Dataset records:
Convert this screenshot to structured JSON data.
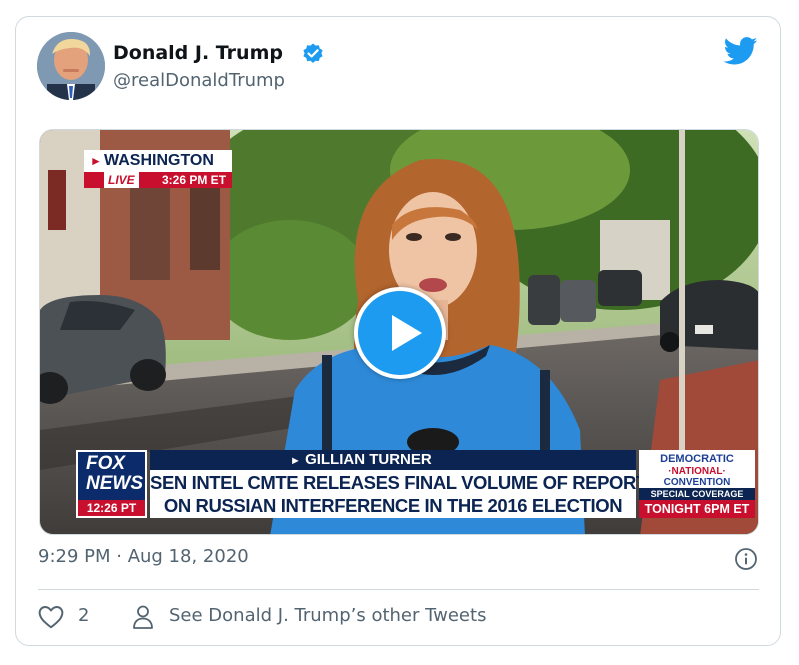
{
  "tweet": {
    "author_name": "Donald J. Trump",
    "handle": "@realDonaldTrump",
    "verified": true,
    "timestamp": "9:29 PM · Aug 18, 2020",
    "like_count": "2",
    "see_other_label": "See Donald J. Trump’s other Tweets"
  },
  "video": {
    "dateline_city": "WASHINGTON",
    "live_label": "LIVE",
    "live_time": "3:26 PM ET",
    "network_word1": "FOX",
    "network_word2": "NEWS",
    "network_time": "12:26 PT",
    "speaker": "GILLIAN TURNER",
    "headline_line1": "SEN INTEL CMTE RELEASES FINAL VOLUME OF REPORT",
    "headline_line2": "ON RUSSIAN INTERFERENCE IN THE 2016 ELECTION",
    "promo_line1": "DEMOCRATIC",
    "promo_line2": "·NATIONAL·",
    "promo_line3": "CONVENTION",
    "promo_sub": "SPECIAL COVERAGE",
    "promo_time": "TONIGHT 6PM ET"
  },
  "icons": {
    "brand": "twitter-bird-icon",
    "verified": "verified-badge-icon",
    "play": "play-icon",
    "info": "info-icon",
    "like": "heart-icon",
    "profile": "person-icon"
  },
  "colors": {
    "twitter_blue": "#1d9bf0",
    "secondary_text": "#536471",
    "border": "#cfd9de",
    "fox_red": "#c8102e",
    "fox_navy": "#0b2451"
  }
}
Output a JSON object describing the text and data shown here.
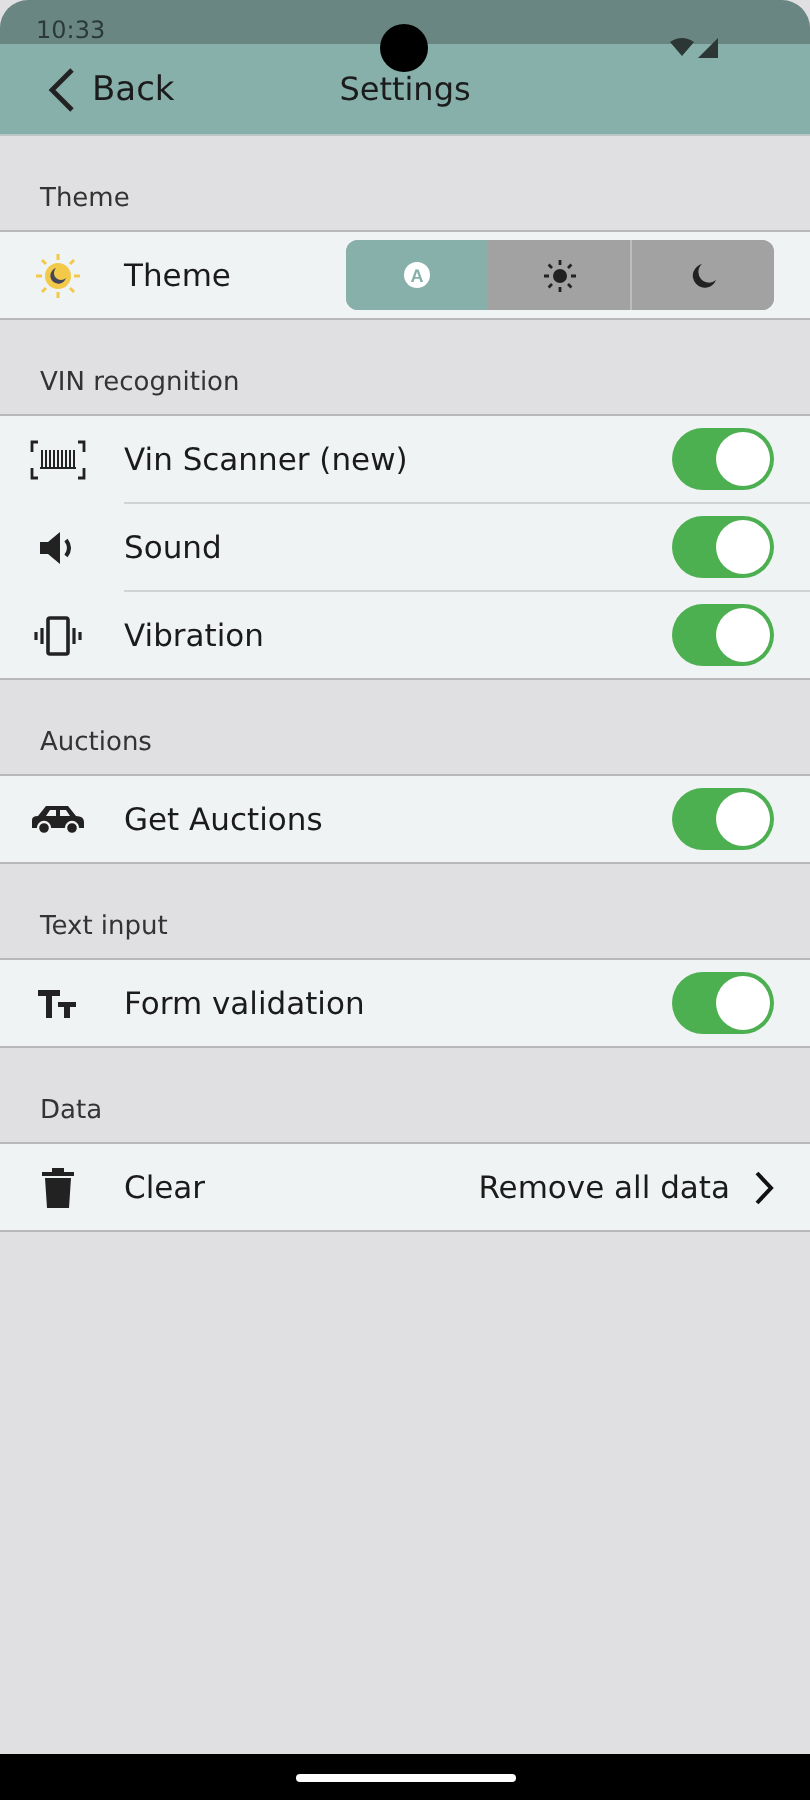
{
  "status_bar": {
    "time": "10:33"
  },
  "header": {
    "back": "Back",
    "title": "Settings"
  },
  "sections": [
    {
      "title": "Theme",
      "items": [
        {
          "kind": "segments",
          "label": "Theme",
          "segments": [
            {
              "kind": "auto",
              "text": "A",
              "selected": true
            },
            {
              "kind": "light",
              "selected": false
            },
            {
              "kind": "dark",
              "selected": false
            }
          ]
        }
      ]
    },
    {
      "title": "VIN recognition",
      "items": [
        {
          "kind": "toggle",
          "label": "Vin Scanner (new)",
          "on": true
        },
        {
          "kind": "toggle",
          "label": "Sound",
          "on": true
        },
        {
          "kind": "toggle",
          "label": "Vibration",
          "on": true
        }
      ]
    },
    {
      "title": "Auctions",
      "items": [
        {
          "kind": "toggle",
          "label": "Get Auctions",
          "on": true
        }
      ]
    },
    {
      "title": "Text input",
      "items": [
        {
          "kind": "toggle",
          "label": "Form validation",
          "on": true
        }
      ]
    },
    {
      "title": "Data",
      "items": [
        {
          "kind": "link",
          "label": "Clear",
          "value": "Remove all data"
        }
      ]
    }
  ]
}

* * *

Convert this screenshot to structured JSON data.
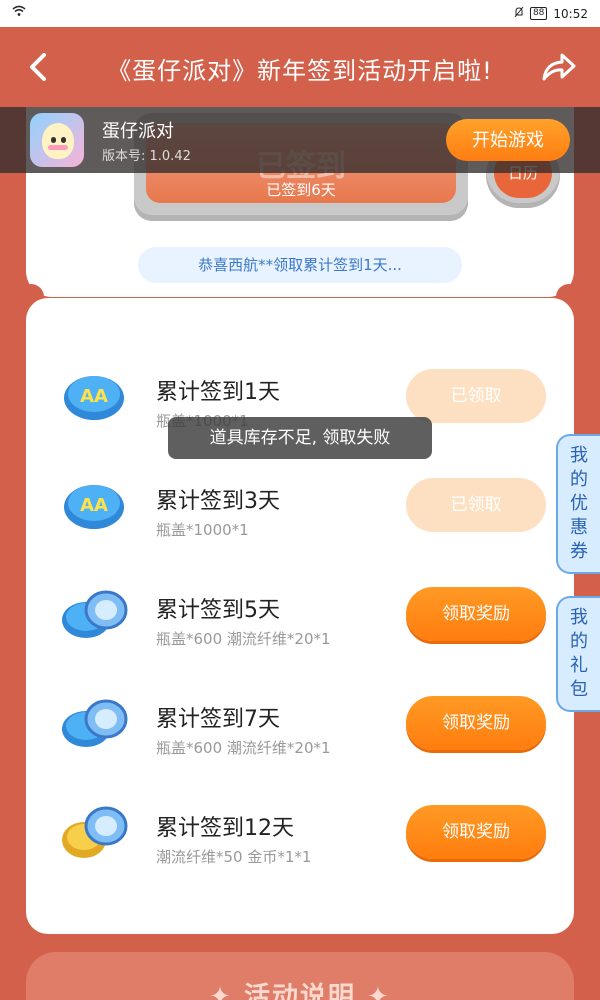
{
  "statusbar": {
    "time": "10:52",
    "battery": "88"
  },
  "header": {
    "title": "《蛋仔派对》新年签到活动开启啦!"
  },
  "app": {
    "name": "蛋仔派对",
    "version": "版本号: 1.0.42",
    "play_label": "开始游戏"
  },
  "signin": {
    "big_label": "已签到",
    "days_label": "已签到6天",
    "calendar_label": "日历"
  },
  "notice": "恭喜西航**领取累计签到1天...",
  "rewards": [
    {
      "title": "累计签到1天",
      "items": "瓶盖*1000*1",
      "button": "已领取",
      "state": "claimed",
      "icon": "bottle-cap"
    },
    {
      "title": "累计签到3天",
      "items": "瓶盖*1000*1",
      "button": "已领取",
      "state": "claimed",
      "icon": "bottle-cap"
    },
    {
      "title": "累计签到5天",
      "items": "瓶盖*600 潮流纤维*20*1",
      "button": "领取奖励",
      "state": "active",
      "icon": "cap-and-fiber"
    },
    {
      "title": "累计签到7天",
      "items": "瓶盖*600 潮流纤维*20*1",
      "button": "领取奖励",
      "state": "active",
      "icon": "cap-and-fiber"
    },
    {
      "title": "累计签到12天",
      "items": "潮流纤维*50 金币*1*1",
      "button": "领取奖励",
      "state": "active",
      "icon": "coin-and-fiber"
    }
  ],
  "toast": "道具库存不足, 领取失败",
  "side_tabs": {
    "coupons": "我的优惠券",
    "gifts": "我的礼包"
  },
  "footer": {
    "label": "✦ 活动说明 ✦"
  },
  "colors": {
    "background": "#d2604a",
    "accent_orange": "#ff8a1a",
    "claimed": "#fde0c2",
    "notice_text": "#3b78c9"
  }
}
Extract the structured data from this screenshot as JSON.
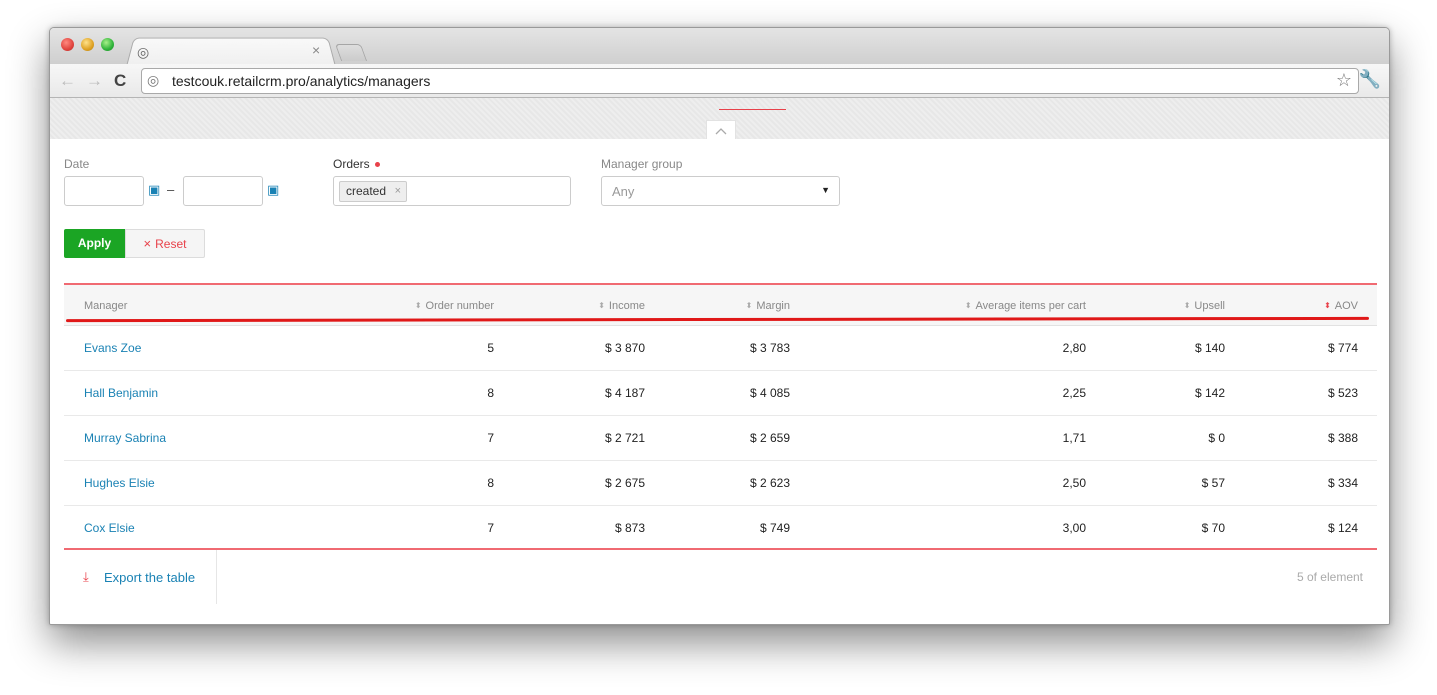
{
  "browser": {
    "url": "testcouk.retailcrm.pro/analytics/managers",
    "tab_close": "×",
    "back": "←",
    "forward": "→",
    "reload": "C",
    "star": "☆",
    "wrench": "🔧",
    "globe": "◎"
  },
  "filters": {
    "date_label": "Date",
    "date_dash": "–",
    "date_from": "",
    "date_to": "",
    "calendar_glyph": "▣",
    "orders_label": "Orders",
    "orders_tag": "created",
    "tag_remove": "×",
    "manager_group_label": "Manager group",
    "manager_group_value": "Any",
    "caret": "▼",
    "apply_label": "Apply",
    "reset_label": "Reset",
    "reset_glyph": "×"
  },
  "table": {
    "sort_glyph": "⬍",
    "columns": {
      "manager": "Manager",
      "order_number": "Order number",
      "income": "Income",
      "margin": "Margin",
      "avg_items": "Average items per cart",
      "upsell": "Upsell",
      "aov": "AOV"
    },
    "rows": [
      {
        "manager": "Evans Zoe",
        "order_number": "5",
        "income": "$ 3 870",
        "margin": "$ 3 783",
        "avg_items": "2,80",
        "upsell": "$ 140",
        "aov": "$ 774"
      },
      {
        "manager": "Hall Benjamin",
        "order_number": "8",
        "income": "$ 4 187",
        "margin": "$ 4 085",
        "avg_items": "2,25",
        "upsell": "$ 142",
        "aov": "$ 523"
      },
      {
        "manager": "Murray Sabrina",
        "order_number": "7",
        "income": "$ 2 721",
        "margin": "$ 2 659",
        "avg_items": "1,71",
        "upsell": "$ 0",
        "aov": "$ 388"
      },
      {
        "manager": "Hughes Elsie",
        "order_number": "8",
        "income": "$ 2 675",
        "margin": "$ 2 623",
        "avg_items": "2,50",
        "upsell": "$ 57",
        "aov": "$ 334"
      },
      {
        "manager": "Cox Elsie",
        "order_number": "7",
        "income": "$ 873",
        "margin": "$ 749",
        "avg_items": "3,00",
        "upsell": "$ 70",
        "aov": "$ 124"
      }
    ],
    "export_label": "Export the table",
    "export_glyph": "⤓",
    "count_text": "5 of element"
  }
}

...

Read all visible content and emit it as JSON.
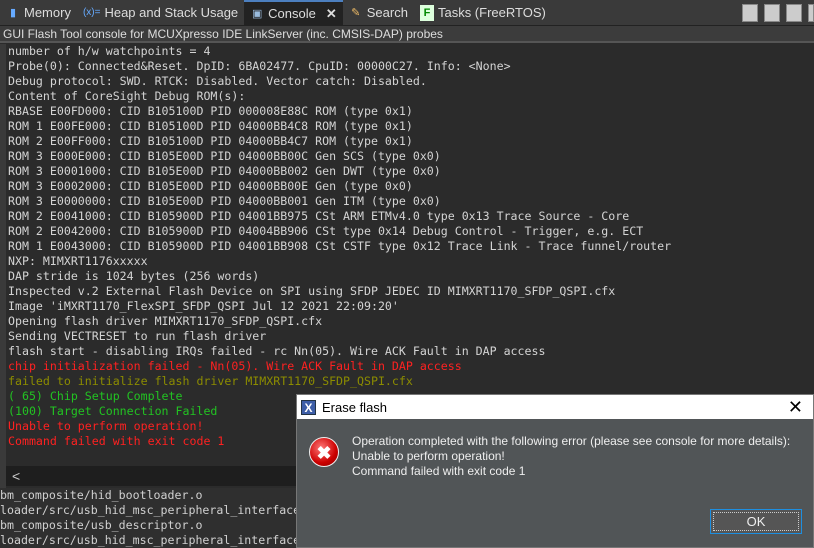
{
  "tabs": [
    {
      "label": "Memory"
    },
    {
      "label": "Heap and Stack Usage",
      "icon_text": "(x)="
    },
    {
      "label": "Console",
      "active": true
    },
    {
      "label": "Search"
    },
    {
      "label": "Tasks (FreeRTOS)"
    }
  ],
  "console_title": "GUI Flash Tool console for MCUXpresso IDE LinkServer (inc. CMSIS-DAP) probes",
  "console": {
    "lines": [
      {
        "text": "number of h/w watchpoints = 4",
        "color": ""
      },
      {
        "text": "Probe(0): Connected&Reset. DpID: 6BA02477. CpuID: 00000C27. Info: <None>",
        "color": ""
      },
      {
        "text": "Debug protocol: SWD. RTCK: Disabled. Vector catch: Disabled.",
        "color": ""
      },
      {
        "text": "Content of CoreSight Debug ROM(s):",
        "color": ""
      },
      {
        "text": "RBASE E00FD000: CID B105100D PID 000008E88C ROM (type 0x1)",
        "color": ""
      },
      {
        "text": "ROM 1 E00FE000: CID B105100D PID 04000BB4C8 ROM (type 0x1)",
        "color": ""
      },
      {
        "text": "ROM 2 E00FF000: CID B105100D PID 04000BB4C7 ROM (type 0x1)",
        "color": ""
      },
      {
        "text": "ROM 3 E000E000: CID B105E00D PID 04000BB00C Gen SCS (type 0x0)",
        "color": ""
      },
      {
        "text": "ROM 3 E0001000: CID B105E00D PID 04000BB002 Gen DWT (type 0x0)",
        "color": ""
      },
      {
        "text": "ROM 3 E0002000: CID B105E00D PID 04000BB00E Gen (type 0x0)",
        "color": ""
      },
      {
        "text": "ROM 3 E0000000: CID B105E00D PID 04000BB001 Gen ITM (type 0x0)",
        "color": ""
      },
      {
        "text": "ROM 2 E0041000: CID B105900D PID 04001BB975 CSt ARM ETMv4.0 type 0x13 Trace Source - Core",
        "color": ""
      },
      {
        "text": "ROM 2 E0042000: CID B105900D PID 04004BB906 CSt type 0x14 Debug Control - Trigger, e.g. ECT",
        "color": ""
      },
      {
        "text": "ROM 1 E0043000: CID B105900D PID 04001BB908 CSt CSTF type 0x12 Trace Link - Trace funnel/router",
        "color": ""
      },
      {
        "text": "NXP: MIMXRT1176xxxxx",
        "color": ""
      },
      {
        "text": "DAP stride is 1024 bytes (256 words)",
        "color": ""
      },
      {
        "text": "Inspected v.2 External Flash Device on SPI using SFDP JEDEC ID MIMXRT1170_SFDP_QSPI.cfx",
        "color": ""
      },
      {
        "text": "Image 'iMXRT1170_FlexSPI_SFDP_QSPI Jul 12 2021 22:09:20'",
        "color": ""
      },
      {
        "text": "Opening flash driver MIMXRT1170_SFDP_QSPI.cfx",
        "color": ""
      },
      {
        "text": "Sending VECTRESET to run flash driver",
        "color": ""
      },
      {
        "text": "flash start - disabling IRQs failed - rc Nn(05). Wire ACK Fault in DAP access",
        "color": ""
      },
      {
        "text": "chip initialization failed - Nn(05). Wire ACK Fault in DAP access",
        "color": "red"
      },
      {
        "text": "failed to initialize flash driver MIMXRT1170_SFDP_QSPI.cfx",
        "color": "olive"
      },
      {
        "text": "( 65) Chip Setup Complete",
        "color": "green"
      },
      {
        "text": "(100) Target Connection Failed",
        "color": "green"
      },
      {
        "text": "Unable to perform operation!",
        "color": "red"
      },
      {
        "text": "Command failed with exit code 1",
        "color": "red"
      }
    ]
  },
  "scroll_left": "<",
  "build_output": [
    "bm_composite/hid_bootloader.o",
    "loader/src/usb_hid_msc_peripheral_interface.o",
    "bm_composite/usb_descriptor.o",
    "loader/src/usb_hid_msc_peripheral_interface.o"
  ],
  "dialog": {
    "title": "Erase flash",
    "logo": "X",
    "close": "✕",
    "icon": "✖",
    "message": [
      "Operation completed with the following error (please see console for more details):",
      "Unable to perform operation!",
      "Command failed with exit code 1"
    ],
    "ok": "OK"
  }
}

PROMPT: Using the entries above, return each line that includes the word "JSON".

RESULT OF THIS TASK:
Convert this screenshot to structured JSON data.
Output a JSON object describing the text and data shown here.
Convert this screenshot to structured JSON data.
Extract the structured data from this screenshot as JSON.
Read all visible content and emit it as JSON.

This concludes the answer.